Requirements and Potential for Enhanced EVA Information Interfaces 2003-01-2413
NASA has long recognized the advantages of providing improved information interfaces to EVA astronauts and has pursued this goal through a number of development programs over the past decade. None of these activities or parallel efforts in industry and academia has so far resulted in the development of an operational system to replace or augment the current extravehicular mobility unit (EMU) Display and Controls Module (DCM) display and cuff checklist. Recent advances in display, communications, and information processing technologies offer exciting new opportunities for EVA information interfaces that can better serve the needs of a variety of NASA missions. Hamilton Sundstrand Space Systems International (HSSSI) has been collaborating with Simon Fraser University and others on the NASA Haughton Mars Project and with researchers at the Massachusetts Institute of Technology (MIT), Boeing, and Symbol Technologies in investigating these possibilities. The objectives of this research so far have been to better understand the ways in which an improved information interface may be applied in a variety of mission settings and to refine the definition of system design requirements to best support those applications.
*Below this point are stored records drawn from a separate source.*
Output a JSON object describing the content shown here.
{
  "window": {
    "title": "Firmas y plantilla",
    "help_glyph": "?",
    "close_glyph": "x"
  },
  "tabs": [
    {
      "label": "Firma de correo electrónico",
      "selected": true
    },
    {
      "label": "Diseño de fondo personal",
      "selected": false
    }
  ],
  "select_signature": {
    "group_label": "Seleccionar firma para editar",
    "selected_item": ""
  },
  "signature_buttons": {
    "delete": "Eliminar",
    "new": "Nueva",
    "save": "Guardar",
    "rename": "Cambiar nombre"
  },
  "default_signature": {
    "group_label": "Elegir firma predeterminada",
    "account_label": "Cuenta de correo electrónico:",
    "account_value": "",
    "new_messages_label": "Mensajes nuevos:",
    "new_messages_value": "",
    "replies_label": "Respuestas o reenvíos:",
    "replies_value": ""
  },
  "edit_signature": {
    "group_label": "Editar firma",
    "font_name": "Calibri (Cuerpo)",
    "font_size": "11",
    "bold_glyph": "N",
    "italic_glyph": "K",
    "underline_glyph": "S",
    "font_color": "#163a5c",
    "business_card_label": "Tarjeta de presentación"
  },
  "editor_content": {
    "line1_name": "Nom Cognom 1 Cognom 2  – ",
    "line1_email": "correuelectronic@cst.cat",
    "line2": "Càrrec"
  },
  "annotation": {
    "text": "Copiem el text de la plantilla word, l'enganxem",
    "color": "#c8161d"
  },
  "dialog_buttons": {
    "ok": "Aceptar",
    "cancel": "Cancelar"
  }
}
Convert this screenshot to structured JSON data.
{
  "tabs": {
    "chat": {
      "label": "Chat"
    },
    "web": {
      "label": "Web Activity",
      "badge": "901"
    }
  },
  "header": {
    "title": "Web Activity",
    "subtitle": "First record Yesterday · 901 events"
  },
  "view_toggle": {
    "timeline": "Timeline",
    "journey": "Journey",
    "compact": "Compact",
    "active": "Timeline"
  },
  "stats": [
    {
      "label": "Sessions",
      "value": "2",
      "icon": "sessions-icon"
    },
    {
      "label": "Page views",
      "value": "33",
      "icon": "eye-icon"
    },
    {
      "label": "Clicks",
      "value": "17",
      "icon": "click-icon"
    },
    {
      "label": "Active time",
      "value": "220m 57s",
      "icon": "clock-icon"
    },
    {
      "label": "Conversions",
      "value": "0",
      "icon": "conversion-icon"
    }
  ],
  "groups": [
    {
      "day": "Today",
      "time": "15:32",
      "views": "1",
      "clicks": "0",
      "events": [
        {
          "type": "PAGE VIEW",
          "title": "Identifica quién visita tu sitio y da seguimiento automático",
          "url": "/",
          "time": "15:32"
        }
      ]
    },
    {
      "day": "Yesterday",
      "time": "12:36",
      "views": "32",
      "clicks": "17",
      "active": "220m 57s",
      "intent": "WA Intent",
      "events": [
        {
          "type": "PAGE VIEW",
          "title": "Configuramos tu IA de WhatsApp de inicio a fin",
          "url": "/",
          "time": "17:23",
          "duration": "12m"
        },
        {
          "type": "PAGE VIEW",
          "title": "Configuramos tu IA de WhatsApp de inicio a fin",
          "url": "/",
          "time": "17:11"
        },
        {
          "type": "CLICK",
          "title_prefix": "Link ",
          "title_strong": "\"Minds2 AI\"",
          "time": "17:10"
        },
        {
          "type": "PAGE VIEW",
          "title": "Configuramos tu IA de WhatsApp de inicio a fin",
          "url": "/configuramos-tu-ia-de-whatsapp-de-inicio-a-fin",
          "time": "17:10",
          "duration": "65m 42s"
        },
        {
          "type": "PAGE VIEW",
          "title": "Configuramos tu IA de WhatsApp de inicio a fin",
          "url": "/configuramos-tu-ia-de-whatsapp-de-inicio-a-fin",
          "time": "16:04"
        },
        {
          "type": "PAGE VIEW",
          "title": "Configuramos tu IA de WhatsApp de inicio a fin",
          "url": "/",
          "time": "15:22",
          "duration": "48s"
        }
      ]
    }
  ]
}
Research efforts have combined the results of concept definition and mission requirements studies with experiments in pressurized spacesuits in the laboratory and in lower fidelity test-beds in field settings. Several promising approaches for the integration of highly capable information interfaces with EVA systems have evolved and have been evaluated in preliminary proof-of-concept tests. The results show considerable promise that an advanced information interface could be adapted to support near-term orbital EVA missions and could be evolved to provide robust support for future planetary exploration missions.